• _Task details_: Which lines in the records below contain the word "mượn"? Report each of them.

▬▬▬

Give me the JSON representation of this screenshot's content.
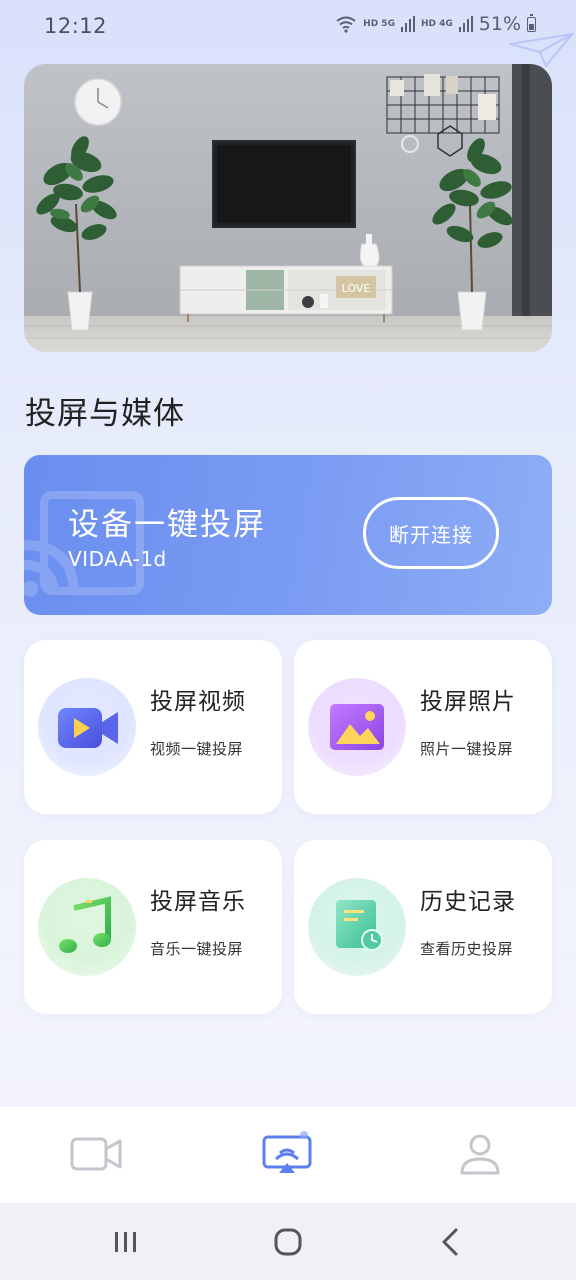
{
  "status_bar": {
    "time": "12:12",
    "network_1": "HD 5G",
    "network_2": "HD 4G",
    "battery": "51%"
  },
  "hero": {
    "description_icon": "living-room-tv-illustration",
    "decor_sign_text": "LOVE"
  },
  "section_title": "投屏与媒体",
  "cast_banner": {
    "title": "设备一键投屏",
    "device_name": "VIDAA-1d",
    "disconnect_label": "断开连接"
  },
  "features": [
    {
      "title": "投屏视频",
      "subtitle": "视频一键投屏",
      "icon": "video-camera-icon",
      "color": "#5a6cf0"
    },
    {
      "title": "投屏照片",
      "subtitle": "照片一键投屏",
      "icon": "image-icon",
      "color": "#a257f0"
    },
    {
      "title": "投屏音乐",
      "subtitle": "音乐一键投屏",
      "icon": "music-note-icon",
      "color": "#3ec35a"
    },
    {
      "title": "历史记录",
      "subtitle": "查看历史投屏",
      "icon": "history-document-icon",
      "color": "#3cc59a"
    }
  ],
  "bottom_nav": {
    "items": [
      {
        "icon": "video-camera-outline-icon",
        "active": false
      },
      {
        "icon": "screen-cast-icon",
        "active": true
      },
      {
        "icon": "user-profile-icon",
        "active": false
      }
    ],
    "active_color": "#5b7ff0",
    "inactive_color": "#c4c6cd"
  },
  "system_nav": {
    "items": [
      "recent-apps-icon",
      "home-icon",
      "back-icon"
    ]
  }
}
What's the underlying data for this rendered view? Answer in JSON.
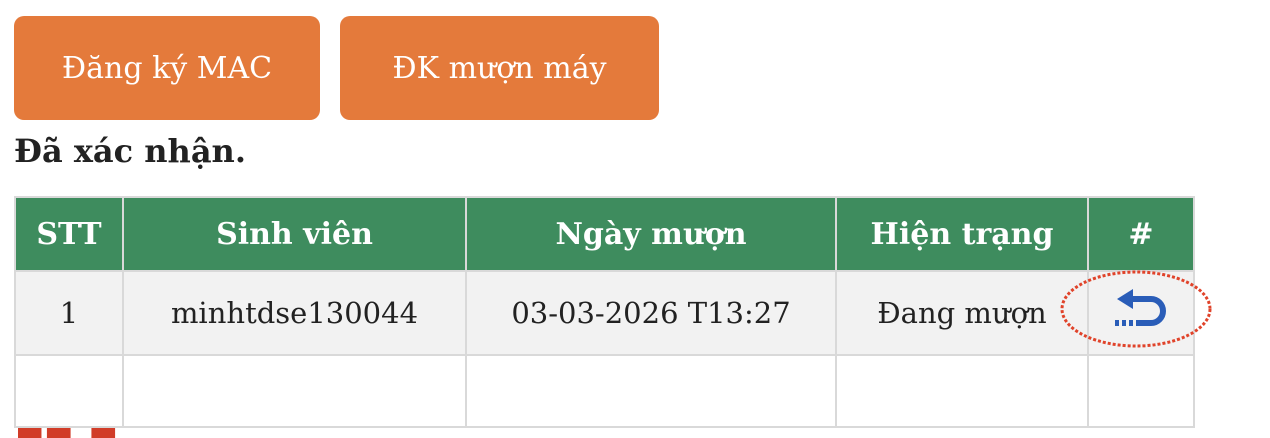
{
  "buttons": {
    "register_mac": "Đăng ký MAC",
    "register_borrow": "ĐK mượn máy"
  },
  "section": {
    "heading": "Đã xác nhận."
  },
  "table": {
    "headers": [
      "STT",
      "Sinh viên",
      "Ngày mượn",
      "Hiện trạng",
      "#"
    ],
    "rows": [
      {
        "stt": "1",
        "student": "minhtdse130044",
        "borrow_date": "03-03-2026 T13:27",
        "status": "Đang mượn",
        "action_icon": "return-icon"
      }
    ]
  },
  "colors": {
    "button": "#e47a3b",
    "header": "#3e8c5e",
    "row_bg": "#f2f2f2",
    "icon": "#2a5db8",
    "annotation": "#e0432a"
  }
}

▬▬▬

• _Expected answer_:
    "register_borrow": "ĐK mượn máy"
      "Ngày mượn",
        "status": "Đang mượn",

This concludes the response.